The number forty, for example, has extensive numerological significance, principally (though not exclusively) in biblical texts. A time period in the Bible – whether in days, months, or years and whether in the books of the Old or New Testament – that features the number forty is most often a time of trial, testing, punishment, or probation; however, the number forty in blockedure also symbolized periods of peace and reward.

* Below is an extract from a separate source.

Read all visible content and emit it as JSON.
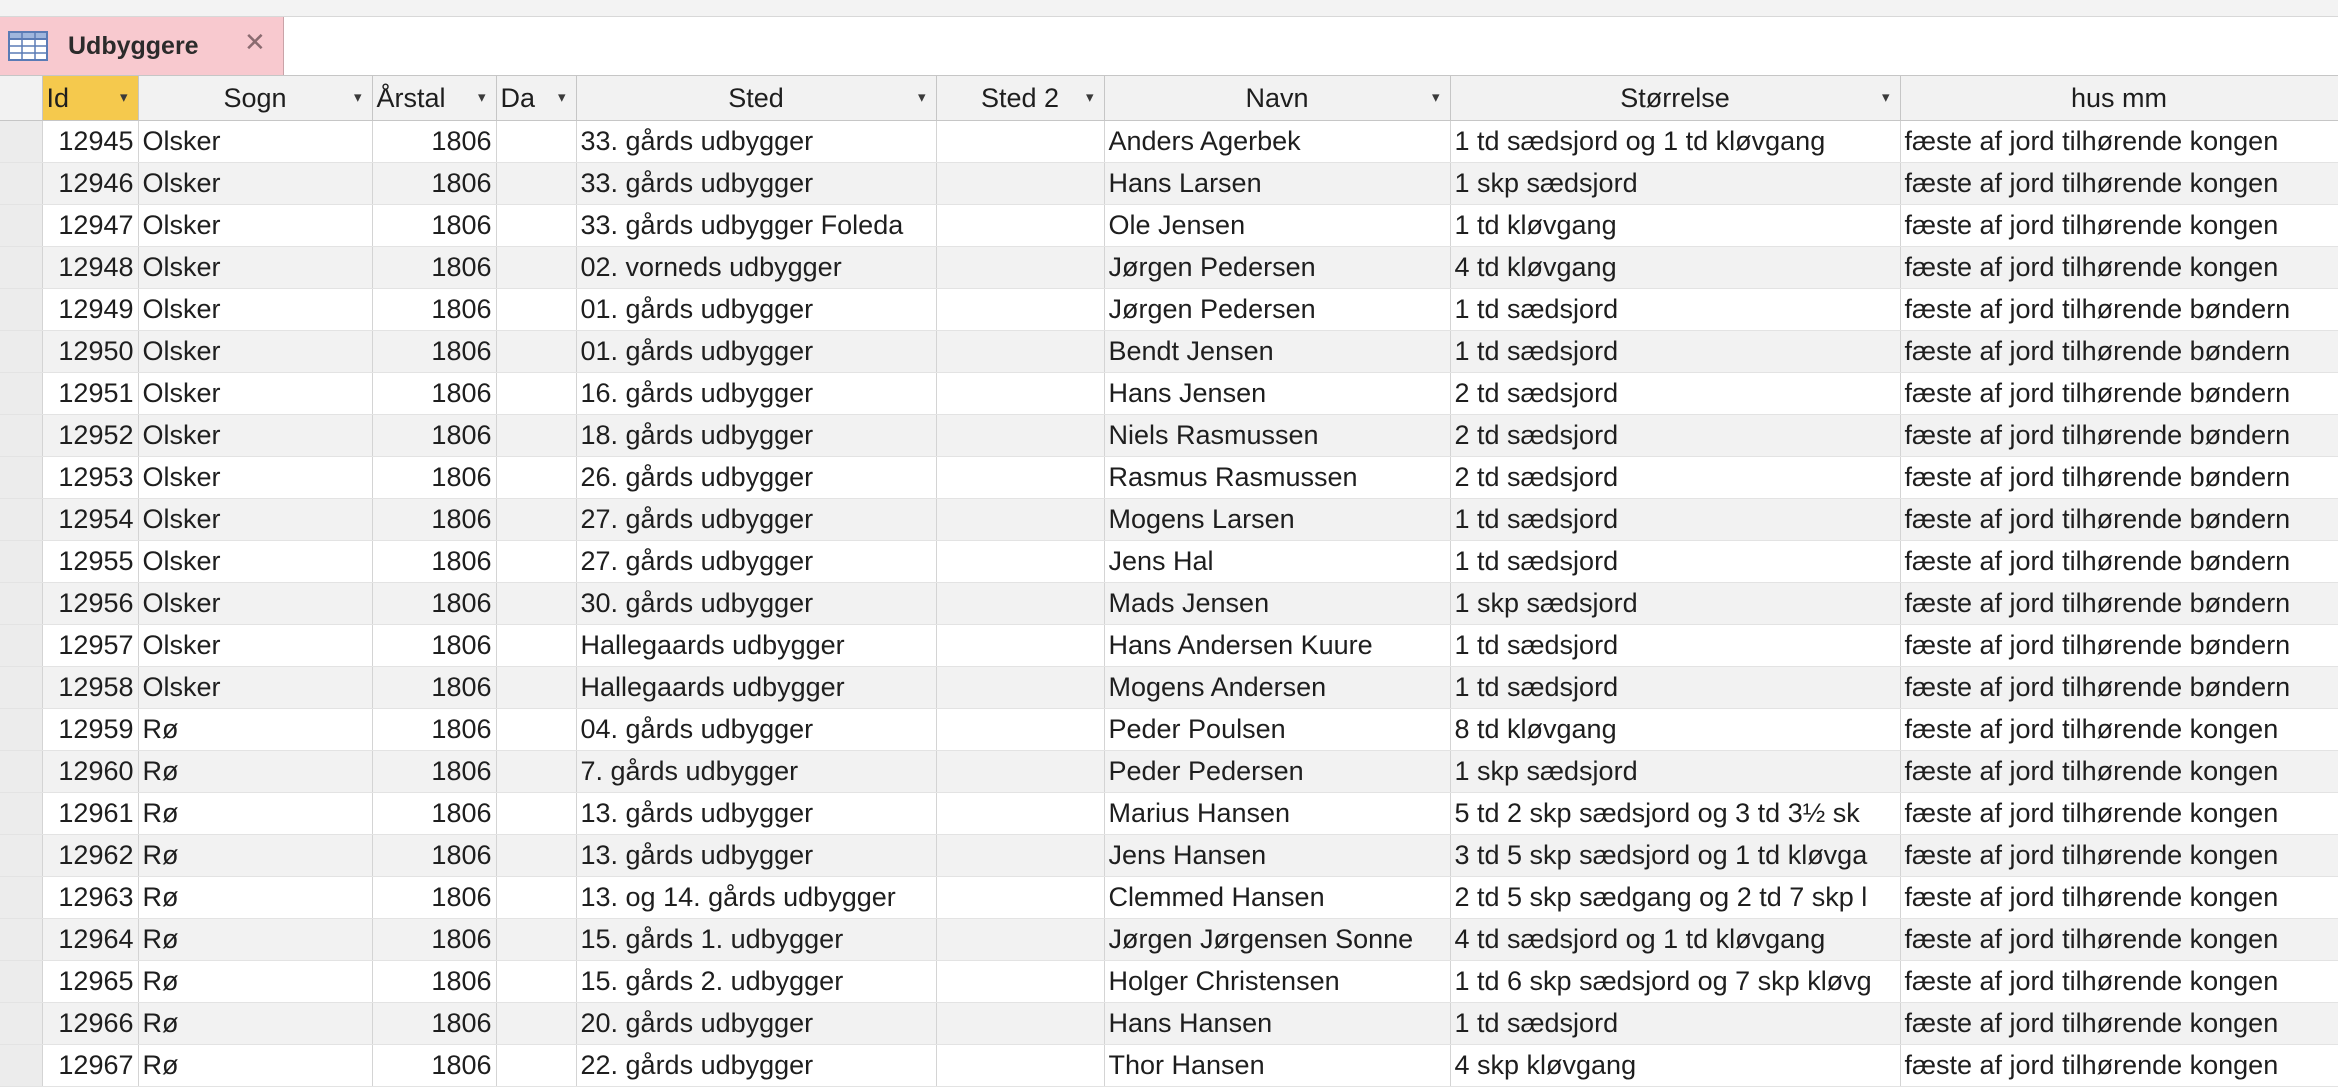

Thus one cannot help but remark at the rather prominent instantiation of the number forty in a Supreme Court opinion, even a dissent. This occurred in the Supreme Court’s June 8, 2009 decision in Caperton v. A.T. Massey Coal Co., a case that has attracted considerable publicity and public interest. The dissenting opinion of Chief Justice Roberts prominently featured forty questions about the scope of, ramifications of, and limitations on the majority’s decision.